* [The problem] Please return each line of the listing exactly as given.

* [Given records]
******************************

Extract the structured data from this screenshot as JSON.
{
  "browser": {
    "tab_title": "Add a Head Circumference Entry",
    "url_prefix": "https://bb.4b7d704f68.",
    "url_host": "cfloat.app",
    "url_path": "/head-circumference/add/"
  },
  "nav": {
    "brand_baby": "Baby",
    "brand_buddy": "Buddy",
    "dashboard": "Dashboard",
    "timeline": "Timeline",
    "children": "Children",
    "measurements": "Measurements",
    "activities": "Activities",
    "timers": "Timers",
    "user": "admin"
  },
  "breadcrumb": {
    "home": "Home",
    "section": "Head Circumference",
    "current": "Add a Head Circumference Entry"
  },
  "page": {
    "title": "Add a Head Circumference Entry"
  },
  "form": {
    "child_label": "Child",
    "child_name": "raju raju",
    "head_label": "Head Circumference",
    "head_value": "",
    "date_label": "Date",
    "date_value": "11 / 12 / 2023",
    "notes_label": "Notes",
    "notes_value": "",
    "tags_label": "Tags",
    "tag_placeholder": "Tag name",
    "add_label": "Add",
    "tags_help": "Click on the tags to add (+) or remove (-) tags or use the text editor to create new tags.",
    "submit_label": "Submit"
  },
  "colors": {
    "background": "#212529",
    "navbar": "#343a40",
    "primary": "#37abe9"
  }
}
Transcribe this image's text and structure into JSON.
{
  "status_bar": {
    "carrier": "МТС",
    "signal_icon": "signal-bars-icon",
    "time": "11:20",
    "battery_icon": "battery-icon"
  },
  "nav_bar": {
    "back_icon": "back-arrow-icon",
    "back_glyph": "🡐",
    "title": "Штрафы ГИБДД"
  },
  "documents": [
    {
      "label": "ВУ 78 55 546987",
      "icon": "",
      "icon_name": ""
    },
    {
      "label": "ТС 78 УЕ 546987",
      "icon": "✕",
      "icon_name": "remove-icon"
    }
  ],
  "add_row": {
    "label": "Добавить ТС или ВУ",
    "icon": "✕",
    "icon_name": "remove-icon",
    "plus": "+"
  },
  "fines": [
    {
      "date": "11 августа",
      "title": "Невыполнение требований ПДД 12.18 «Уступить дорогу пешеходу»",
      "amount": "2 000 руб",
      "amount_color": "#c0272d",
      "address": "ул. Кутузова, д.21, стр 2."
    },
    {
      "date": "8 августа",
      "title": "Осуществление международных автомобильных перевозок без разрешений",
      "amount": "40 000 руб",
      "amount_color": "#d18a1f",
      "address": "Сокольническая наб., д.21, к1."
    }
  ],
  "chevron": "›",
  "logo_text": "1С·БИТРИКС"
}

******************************

* [Answer to this task]
Extract the structured data from this screenshot as JSON.
{
  "browser": {
    "tab_title": "Add a Head Circumference Entry",
    "url_prefix": "https://bb.4b7d704f68.",
    "url_host": "cfloat.app",
    "url_path": "/head-circumference/add/"
  },
  "nav": {
    "brand_baby": "Baby",
    "brand_buddy": "Buddy",
    "dashboard": "Dashboard",
    "timeline": "Timeline",
    "children": "Children",
    "measurements": "Measurements",
    "activities": "Activities",
    "timers": "Timers",
    "user": "admin"
  },
  "breadcrumb": {
    "home": "Home",
    "section": "Head Circumference",
    "current": "Add a Head Circumference Entry"
  },
  "page": {
    "title": "Add a Head Circumference Entry"
  },
  "form": {
    "child_label": "Child",
    "child_name": "raju raju",
    "head_label": "Head Circumference",
    "head_value": "",
    "date_label": "Date",
    "date_value": "11 / 12 / 2023",
    "notes_label": "Notes",
    "notes_value": "",
    "tags_label": "Tags",
    "tag_placeholder": "Tag name",
    "add_label": "Add",
    "tags_help": "Click on the tags to add (+) or remove (-) tags or use the text editor to create new tags.",
    "submit_label": "Submit"
  },
  "colors": {
    "background": "#212529",
    "navbar": "#343a40",
    "primary": "#37abe9"
  }
}
Transcribe this image's text and structure into JSON.
{
  "status_bar": {
    "carrier": "МТС",
    "signal_icon": "signal-bars-icon",
    "time": "11:20",
    "battery_icon": "battery-icon"
  },
  "nav_bar": {
    "back_icon": "back-arrow-icon",
    "back_glyph": "🡐",
    "title": "Штрафы ГИБДД"
  },
  "documents": [
    {
      "label": "ВУ 78 55 546987",
      "icon": "",
      "icon_name": ""
    },
    {
      "label": "ТС 78 УЕ 546987",
      "icon": "✕",
      "icon_name": "remove-icon"
    }
  ],
  "add_row": {
    "label": "Добавить ТС или ВУ",
    "icon": "✕",
    "icon_name": "remove-icon",
    "plus": "+"
  },
  "fines": [
    {
      "date": "11 августа",
      "title": "Невыполнение требований ПДД 12.18 «Уступить дорогу пешеходу»",
      "amount": "2 000 руб",
      "amount_color": "#c0272d",
      "address": "ул. Кутузова, д.21, стр 2."
    },
    {
      "date": "8 августа",
      "title": "Осуществление международных автомобильных перевозок без разрешений",
      "amount": "40 000 руб",
      "amount_color": "#d18a1f",
      "address": "Сокольническая наб., д.21, к1."
    }
  ],
  "chevron": "›",
  "logo_text": "1С·БИТРИКС"
}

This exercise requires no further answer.